60 Parsecs! is a sequel to the game 60 Seconds, a game I have not played. In both games, you play as one of the few survivors of an apocalyptic event. You are given a brief period of time to gather resources before heading for safety. Not unlike the player character, I am entering this situation unprepared and short on time. Seems fitting, so let’s talk about 60 Parsecs!
60 Parsecs! is an unusually structured game, unusual but interesting. The opening of the game is set in a space station orbiting above the Earth. The station is about to be destroyed so you must gather resources and crew members as you have sixty seconds(ish) to get to an escape pod and make a break for it. There are cans of soup, weapons, batteries, all kinds of things you might need to survive your journey. The key word is “might”, because what comes next is not entirely predictable. Decision have to be made, do you bring other crew members for more people, meaning more skills and more mouths to feed? Or do you try to go it alone, hogging all the resources and hoping your lone survivor has the skills to make it.
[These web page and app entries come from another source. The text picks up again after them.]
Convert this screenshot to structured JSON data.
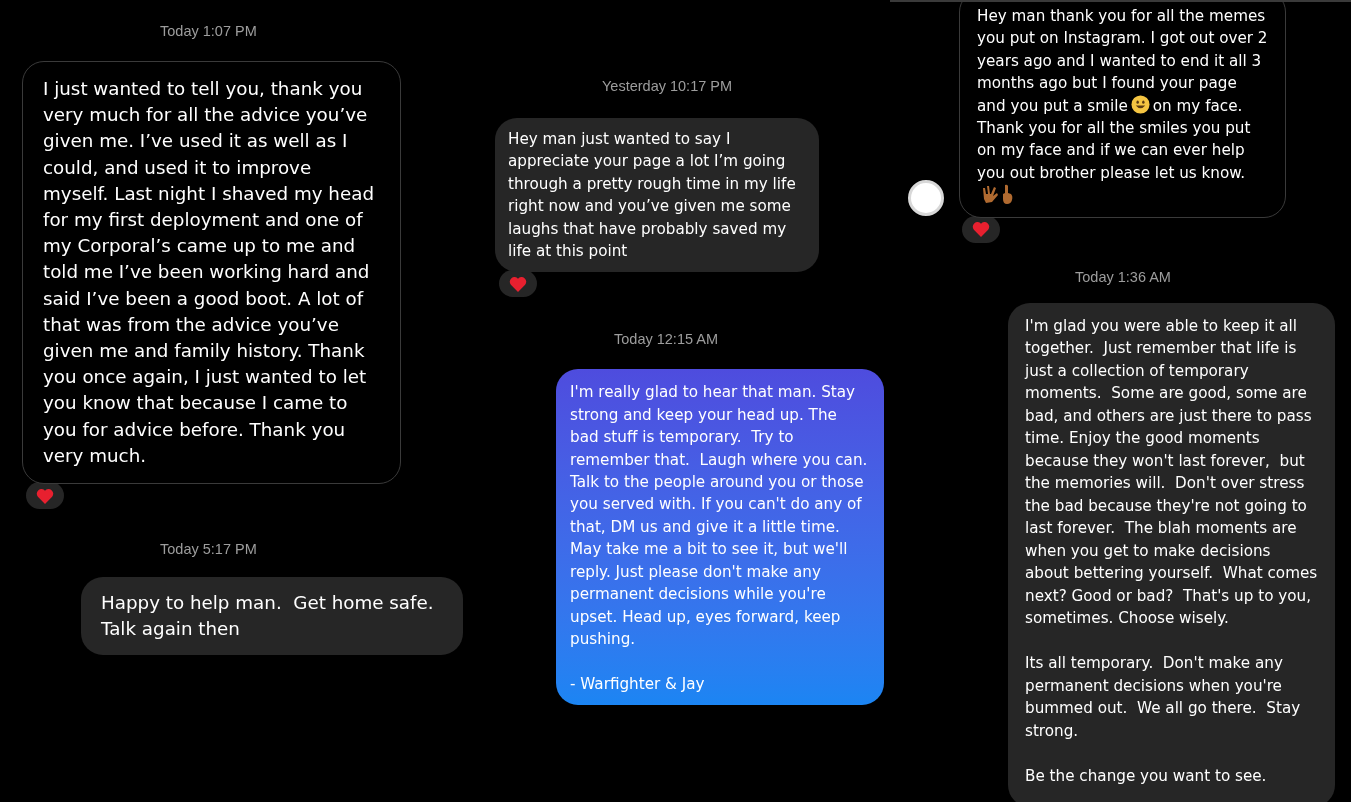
{
  "panels": [
    {
      "items": [
        {
          "kind": "timestamp",
          "text": "Today 1:07 PM"
        },
        {
          "kind": "message",
          "avatar": false,
          "reaction": true,
          "segments": [
            {
              "kind": "text",
              "text": "I just wanted to tell you, thank you very much for all the advice you’ve given me. I’ve used it as well as I could, and used it to improve myself. Last night I shaved my head for my first deployment and one of my Corporal’s came up to me and told me I’ve been working hard and said I’ve been a good boot. A lot of that was from the advice you’ve given me and family history. Thank you once again, I just wanted to let you know that because I came to you for advice before. Thank you very much."
            }
          ]
        },
        {
          "kind": "timestamp",
          "text": "Today 5:17 PM"
        },
        {
          "kind": "message",
          "avatar": false,
          "reaction": false,
          "segments": [
            {
              "kind": "text",
              "text": "Happy to help man.  Get home safe. Talk again then"
            }
          ]
        }
      ]
    },
    {
      "items": [
        {
          "kind": "timestamp",
          "text": "Yesterday 10:17 PM"
        },
        {
          "kind": "message",
          "avatar": false,
          "reaction": true,
          "segments": [
            {
              "kind": "text",
              "text": "Hey man just wanted to say I appreciate your page a lot I’m going through a pretty rough time in my life right now and you’ve given me some laughs that have probably saved my life at this point"
            }
          ]
        },
        {
          "kind": "timestamp",
          "text": "Today 12:15 AM"
        },
        {
          "kind": "message",
          "avatar": false,
          "reaction": false,
          "segments": [
            {
              "kind": "text",
              "text": "I'm really glad to hear that man. Stay strong and keep your head up. The bad stuff is temporary.  Try to remember that.  Laugh where you can. Talk to the people around you or those you served with. If you can't do any of that, DM us and give it a little time. May take me a bit to see it, but we'll reply. Just please don't make any permanent decisions while you're upset. Head up, eyes forward, keep pushing.\n\n- Warfighter & Jay"
            }
          ]
        }
      ]
    },
    {
      "items": [
        {
          "kind": "message",
          "avatar": true,
          "reaction": true,
          "segments": [
            {
              "kind": "text",
              "text": "Hey man thank you for all the memes you put on Instagram. I got out over 2 years ago and I wanted to end it all 3 months ago but I found your page and you put a smile"
            },
            {
              "kind": "smile"
            },
            {
              "kind": "text",
              "text": "on my face. Thank you for all the smiles you put on my face and if we can ever help you out brother please let us know."
            },
            {
              "kind": "hands"
            }
          ]
        },
        {
          "kind": "timestamp",
          "text": "Today 1:36 AM"
        },
        {
          "kind": "message",
          "avatar": false,
          "reaction": false,
          "segments": [
            {
              "kind": "text",
              "text": "I'm glad you were able to keep it all together.  Just remember that life is just a collection of temporary moments.  Some are good, some are bad, and others are just there to pass time. Enjoy the good moments because they won't last forever,  but the memories will.  Don't over stress the bad because they're not going to last forever.  The blah moments are when you get to make decisions about bettering yourself.  What comes next? Good or bad?  That's up to you, sometimes. Choose wisely.\n\nIts all temporary.  Don't make any permanent decisions when you're bummed out.  We all go there.  Stay strong.\n\nBe the change you want to see."
            }
          ]
        }
      ]
    }
  ]
}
Once your time is up and you escape in the pod, the game proper begins. On board your escape pod, you’ll find your player character, any other survivors, the resources you managed to salvage, and a few different buttons and screens to click on. On the right, a count is kept of the days as they pass, with a lever you can pull to advance to the next one. Before you do that, you should interact with the computer in the centre of the room. Here you communicate with the ship’s A.I. These daily communications are where your story plays out, the computer tells you what goes on from day to day, what the survivors are doing and what they need. When events like alien interactions and reaching new planets happen, they happen here.
Essentially, the game becomes a mix of survival management and a text adventure. As simplistic as this all sounds, it’s quite effective. Your characters have hunger, sanity and health stats. You feed them soup, patch up their wounds and do your best to keep everybody sane, happy and entertained. This is where your scavenging comes into play, how many cans of soup you grabbed and all the other resources you gathered will determine how well you can keep your people alive. What’s new in 60 Parsecs! is the ability to craft items from basic resources your characters will produce over time. Each character adds more resources, which gives you the dilemma of people producing resources vs. people using up those resources.
What drives the plot along is the text adventure portion of the game. The text adventure format means the game can tell an interesting story that develops as you play, with a wide variety of possibilities for each playthrough. The events in the story take a visible toll on your characters and the ship. If your survivors are injured, sick or hungry, you can see it in their designs. As time goes on their hair can get messy, beards grow and clothes become ragged.
With so many possibilities comes many different ways for the game to end. Your characters can survive long enough to meet friendly alien civilizations and forge a new life there, but dying on the way is just as likely an ending to your story. So long as you can get your survivors to safety, your job is done. This game really lives and dies on it’s ability to make the journey interesting, and for the most part it does it well. The writing is light and fun, even when your characters are getting messed up. Some interesting and unusual things can happen along the way, there’s enough variety to make a couple of extra playthroughs worth it.
All in all, this is a fun little game. While re-playability is something this game is built on, I can’t guarantee it’ll bring you back for many more playthroughs. Sure, the panic of a few initial failures might drive you to work through to a better ending, but once you get the loop you may not feel the need to come back for more. At €14.99 on Steam I’m not sure I can recommend this game to absolutely everyone, but I recommend it to anyone who takes in all this information and feels like this is the type of game for them.